:: GIVEN DATA
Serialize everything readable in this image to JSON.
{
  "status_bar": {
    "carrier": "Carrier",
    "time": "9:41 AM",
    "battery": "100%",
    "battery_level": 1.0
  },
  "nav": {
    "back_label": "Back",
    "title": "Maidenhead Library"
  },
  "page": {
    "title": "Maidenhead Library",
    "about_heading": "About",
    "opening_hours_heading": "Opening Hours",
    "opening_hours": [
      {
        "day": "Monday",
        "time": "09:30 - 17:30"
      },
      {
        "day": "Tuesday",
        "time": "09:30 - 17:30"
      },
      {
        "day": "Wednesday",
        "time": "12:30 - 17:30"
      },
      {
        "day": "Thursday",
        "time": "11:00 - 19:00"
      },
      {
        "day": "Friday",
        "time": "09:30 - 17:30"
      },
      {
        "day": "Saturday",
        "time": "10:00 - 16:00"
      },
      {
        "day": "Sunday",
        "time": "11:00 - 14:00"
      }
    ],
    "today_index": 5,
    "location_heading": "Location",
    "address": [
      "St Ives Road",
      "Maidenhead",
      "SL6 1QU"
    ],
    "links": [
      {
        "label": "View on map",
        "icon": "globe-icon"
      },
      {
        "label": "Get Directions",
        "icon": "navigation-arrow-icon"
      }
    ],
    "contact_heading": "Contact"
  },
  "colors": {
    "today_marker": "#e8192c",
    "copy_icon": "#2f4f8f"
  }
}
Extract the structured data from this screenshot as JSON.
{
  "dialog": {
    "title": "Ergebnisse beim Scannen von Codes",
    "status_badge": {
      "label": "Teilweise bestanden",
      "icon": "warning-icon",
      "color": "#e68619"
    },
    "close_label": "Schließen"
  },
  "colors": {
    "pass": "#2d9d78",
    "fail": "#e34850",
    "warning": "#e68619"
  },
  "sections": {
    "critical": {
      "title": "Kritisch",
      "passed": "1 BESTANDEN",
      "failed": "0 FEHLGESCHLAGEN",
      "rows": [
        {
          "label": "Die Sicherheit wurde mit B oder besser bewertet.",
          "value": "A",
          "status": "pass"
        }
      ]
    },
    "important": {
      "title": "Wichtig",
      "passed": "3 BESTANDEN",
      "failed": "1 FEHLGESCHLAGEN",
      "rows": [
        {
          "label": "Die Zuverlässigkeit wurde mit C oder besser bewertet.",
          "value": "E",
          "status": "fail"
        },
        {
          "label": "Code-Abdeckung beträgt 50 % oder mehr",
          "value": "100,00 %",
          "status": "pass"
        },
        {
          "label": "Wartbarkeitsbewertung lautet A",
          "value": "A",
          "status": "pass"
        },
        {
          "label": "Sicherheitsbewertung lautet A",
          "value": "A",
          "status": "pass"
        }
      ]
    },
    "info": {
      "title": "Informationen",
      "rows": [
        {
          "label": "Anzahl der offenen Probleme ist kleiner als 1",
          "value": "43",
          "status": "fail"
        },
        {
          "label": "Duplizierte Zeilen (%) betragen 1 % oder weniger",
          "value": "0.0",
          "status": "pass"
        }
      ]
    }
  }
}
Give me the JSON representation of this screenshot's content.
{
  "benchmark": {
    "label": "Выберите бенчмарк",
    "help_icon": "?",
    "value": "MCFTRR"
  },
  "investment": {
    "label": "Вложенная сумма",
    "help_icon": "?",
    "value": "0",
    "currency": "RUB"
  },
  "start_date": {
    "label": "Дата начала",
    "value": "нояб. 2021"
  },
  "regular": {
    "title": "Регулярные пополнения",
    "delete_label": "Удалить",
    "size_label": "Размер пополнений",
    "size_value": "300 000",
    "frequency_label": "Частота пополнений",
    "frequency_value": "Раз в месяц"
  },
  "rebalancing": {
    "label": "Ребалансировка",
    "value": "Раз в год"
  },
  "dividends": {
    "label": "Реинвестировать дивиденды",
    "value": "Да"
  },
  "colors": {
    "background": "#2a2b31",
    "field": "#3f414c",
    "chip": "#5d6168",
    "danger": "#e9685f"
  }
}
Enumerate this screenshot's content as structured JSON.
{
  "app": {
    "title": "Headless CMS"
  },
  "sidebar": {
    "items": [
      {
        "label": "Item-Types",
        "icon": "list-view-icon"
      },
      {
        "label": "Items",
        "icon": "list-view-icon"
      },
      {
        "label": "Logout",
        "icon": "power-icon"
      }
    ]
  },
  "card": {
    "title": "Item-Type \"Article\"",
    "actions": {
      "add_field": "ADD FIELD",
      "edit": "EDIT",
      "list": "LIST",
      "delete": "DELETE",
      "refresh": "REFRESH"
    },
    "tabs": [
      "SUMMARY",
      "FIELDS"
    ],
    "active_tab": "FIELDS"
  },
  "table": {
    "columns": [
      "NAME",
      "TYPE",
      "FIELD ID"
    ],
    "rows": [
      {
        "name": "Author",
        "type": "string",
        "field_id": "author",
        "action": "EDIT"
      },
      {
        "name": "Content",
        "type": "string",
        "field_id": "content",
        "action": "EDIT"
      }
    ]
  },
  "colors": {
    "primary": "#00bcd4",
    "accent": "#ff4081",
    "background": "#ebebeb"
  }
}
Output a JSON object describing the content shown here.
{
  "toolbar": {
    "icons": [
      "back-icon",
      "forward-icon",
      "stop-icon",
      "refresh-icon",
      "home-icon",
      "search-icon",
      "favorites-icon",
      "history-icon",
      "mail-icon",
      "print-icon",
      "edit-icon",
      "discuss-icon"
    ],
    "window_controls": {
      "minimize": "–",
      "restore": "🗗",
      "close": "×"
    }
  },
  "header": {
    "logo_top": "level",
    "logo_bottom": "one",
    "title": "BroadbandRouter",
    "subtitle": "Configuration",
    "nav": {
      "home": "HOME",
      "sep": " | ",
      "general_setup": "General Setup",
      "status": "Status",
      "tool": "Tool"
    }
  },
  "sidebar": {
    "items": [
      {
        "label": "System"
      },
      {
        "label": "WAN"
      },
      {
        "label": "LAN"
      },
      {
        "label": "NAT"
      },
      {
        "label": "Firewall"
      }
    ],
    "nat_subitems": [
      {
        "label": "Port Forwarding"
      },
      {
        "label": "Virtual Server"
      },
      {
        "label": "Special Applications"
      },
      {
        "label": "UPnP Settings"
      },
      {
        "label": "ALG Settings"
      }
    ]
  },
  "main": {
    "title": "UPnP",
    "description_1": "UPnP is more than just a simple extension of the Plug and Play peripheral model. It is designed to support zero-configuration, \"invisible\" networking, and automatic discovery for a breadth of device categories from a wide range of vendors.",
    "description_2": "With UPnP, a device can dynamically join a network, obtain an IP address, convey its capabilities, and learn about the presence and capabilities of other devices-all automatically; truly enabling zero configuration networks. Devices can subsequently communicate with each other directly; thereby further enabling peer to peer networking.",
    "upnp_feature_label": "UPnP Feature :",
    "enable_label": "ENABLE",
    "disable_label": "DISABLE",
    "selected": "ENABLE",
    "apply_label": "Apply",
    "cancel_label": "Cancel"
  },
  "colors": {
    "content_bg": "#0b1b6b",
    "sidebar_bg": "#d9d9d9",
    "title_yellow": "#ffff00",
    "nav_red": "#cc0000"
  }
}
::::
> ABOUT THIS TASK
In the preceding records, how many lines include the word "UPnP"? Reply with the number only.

> COMPLETED TASK
5